Descendants of Japanese Christians who endured persecution in the 17th to 19th centuries have launched an initiative to showcase traditional Christian rites and rituals, which they say are forgotten due to declining followers and modernisation. Source: UCA News.
The video recordings will feature baptisms, Easter, and other rites in a traditional format that were followed by persecuted “hidden Christians” or Kakure Kirishitans during the Edo period (1603-1867) and until the last few decades, The Yomiuri Shimbun reported on Saturday.
Kazutoshi Kakimori, 76, a descendant of Kakure Kirishitans who is involved with the project, said that they aim to use videos to show future generations how the rites and rituals were practiced by their ancestors.
“Objects won’t be enough to adequately pass down ancestors’ faith to future generations. We want to re-enact the events of those days as faithfully as possible while we are still physically able to do so,” Mr Kakimori said.
The move from Mr Kakimori and his team of Catholic priests comes amid a population decline in Japan and the weakening of religious beliefs in the wake of modernisation.
The Kakure Kirishitan rites have ceased to be held among its followers, Mr Kakimori said, adding that the traditional rites and rituals face a threat of extinction as the elders who still know about them are dying.
Today, descendants of Kakure Kirishitans are concentrated mostly on Naru Island of Nagasaki. The population has reportedly dropped from 9000 in 1960 to only 1900 at present.

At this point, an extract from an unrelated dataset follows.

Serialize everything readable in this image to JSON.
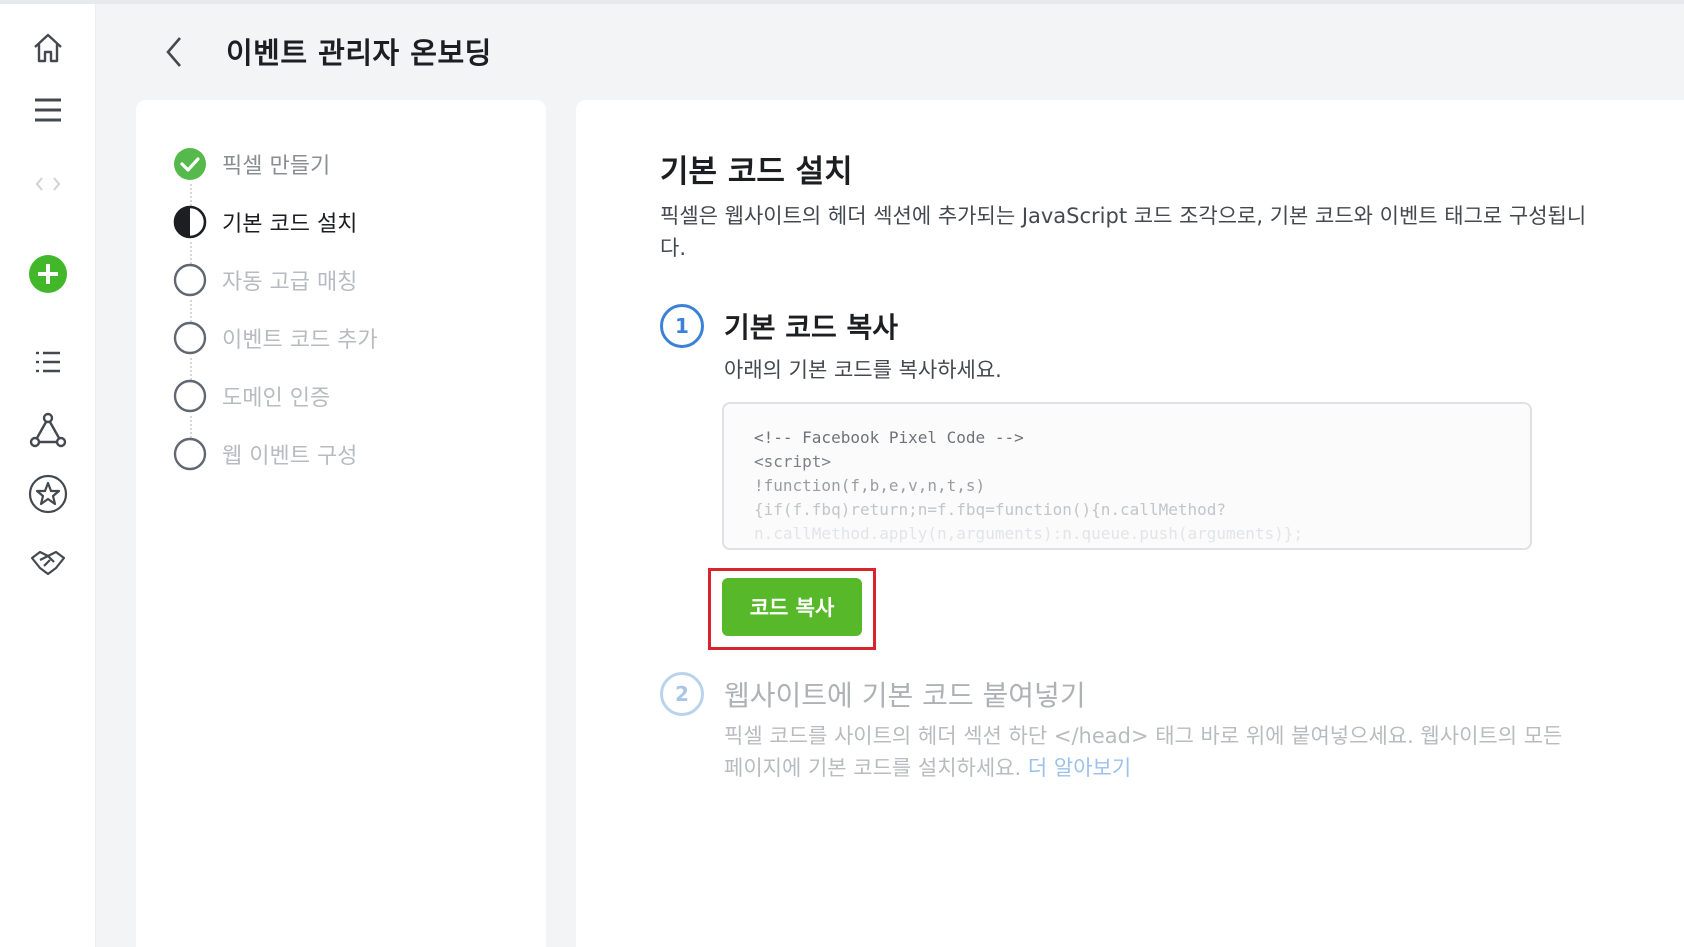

Mr Kakimori’s team will use traditional attire worn during the period based on photos, videos, and other documents that are available to them.
The group plans to re-enact the rite, rituals, and prayers and then record them in videos with subtitles and explanations that can be used as instructional material.
Videos to feature traditions of Japan’s ‘hidden Christians’ (UCA News)